(Data extracted from a collection)
§ §

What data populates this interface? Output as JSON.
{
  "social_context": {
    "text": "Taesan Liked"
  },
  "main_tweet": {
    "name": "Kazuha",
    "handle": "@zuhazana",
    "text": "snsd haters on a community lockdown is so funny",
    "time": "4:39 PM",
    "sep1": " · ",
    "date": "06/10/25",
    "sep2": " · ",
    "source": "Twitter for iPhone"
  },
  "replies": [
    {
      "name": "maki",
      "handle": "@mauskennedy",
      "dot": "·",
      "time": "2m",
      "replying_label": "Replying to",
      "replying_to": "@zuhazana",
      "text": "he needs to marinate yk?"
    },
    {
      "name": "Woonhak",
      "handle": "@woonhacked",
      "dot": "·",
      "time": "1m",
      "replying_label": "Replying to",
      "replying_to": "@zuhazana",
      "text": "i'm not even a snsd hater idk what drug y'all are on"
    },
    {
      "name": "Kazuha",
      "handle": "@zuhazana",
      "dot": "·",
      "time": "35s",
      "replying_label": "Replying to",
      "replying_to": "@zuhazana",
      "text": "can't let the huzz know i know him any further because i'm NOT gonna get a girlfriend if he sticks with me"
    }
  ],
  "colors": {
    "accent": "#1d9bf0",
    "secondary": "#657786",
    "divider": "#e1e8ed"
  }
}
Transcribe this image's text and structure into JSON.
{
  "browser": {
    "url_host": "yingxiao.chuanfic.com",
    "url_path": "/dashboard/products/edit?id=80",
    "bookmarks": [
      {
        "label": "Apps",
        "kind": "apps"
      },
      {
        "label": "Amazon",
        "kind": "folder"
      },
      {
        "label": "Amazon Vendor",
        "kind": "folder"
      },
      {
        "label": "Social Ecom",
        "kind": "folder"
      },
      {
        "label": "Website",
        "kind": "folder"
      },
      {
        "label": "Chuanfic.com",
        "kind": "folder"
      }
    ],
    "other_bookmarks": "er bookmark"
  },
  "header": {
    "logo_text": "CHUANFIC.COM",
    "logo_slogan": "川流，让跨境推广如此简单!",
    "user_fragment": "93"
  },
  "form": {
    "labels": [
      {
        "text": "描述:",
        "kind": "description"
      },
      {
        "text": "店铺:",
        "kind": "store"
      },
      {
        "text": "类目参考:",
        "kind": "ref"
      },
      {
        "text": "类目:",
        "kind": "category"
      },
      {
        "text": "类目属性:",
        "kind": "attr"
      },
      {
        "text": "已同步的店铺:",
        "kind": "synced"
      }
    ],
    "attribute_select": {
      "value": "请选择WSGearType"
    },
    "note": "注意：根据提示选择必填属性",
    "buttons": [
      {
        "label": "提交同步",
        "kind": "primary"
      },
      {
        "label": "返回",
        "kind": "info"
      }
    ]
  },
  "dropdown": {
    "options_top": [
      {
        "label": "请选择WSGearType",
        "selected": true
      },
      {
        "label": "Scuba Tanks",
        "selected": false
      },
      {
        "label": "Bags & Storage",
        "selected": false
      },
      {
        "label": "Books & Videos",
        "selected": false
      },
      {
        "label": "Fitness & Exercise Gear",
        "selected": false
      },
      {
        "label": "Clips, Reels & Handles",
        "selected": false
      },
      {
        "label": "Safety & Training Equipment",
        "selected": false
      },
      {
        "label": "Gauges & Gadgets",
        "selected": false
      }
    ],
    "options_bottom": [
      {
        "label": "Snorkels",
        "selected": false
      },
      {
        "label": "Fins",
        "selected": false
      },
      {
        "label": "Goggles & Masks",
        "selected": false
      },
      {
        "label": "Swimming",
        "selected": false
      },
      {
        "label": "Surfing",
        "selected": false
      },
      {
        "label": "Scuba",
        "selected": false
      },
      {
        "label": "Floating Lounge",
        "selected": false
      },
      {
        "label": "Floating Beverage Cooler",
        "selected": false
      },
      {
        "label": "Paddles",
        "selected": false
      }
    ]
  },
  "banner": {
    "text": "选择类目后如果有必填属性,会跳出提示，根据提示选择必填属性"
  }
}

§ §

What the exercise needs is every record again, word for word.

TASK ANSWER:
What data populates this interface? Output as JSON.
{
  "social_context": {
    "text": "Taesan Liked"
  },
  "main_tweet": {
    "name": "Kazuha",
    "handle": "@zuhazana",
    "text": "snsd haters on a community lockdown is so funny",
    "time": "4:39 PM",
    "sep1": " · ",
    "date": "06/10/25",
    "sep2": " · ",
    "source": "Twitter for iPhone"
  },
  "replies": [
    {
      "name": "maki",
      "handle": "@mauskennedy",
      "dot": "·",
      "time": "2m",
      "replying_label": "Replying to",
      "replying_to": "@zuhazana",
      "text": "he needs to marinate yk?"
    },
    {
      "name": "Woonhak",
      "handle": "@woonhacked",
      "dot": "·",
      "time": "1m",
      "replying_label": "Replying to",
      "replying_to": "@zuhazana",
      "text": "i'm not even a snsd hater idk what drug y'all are on"
    },
    {
      "name": "Kazuha",
      "handle": "@zuhazana",
      "dot": "·",
      "time": "35s",
      "replying_label": "Replying to",
      "replying_to": "@zuhazana",
      "text": "can't let the huzz know i know him any further because i'm NOT gonna get a girlfriend if he sticks with me"
    }
  ],
  "colors": {
    "accent": "#1d9bf0",
    "secondary": "#657786",
    "divider": "#e1e8ed"
  }
}
Transcribe this image's text and structure into JSON.
{
  "browser": {
    "url_host": "yingxiao.chuanfic.com",
    "url_path": "/dashboard/products/edit?id=80",
    "bookmarks": [
      {
        "label": "Apps",
        "kind": "apps"
      },
      {
        "label": "Amazon",
        "kind": "folder"
      },
      {
        "label": "Amazon Vendor",
        "kind": "folder"
      },
      {
        "label": "Social Ecom",
        "kind": "folder"
      },
      {
        "label": "Website",
        "kind": "folder"
      },
      {
        "label": "Chuanfic.com",
        "kind": "folder"
      }
    ],
    "other_bookmarks": "er bookmark"
  },
  "header": {
    "logo_text": "CHUANFIC.COM",
    "logo_slogan": "川流，让跨境推广如此简单!",
    "user_fragment": "93"
  },
  "form": {
    "labels": [
      {
        "text": "描述:",
        "kind": "description"
      },
      {
        "text": "店铺:",
        "kind": "store"
      },
      {
        "text": "类目参考:",
        "kind": "ref"
      },
      {
        "text": "类目:",
        "kind": "category"
      },
      {
        "text": "类目属性:",
        "kind": "attr"
      },
      {
        "text": "已同步的店铺:",
        "kind": "synced"
      }
    ],
    "attribute_select": {
      "value": "请选择WSGearType"
    },
    "note": "注意：根据提示选择必填属性",
    "buttons": [
      {
        "label": "提交同步",
        "kind": "primary"
      },
      {
        "label": "返回",
        "kind": "info"
      }
    ]
  },
  "dropdown": {
    "options_top": [
      {
        "label": "请选择WSGearType",
        "selected": true
      },
      {
        "label": "Scuba Tanks",
        "selected": false
      },
      {
        "label": "Bags & Storage",
        "selected": false
      },
      {
        "label": "Books & Videos",
        "selected": false
      },
      {
        "label": "Fitness & Exercise Gear",
        "selected": false
      },
      {
        "label": "Clips, Reels & Handles",
        "selected": false
      },
      {
        "label": "Safety & Training Equipment",
        "selected": false
      },
      {
        "label": "Gauges & Gadgets",
        "selected": false
      }
    ],
    "options_bottom": [
      {
        "label": "Snorkels",
        "selected": false
      },
      {
        "label": "Fins",
        "selected": false
      },
      {
        "label": "Goggles & Masks",
        "selected": false
      },
      {
        "label": "Swimming",
        "selected": false
      },
      {
        "label": "Surfing",
        "selected": false
      },
      {
        "label": "Scuba",
        "selected": false
      },
      {
        "label": "Floating Lounge",
        "selected": false
      },
      {
        "label": "Floating Beverage Cooler",
        "selected": false
      },
      {
        "label": "Paddles",
        "selected": false
      }
    ]
  },
  "banner": {
    "text": "选择类目后如果有必填属性,会跳出提示，根据提示选择必填属性"
  }
}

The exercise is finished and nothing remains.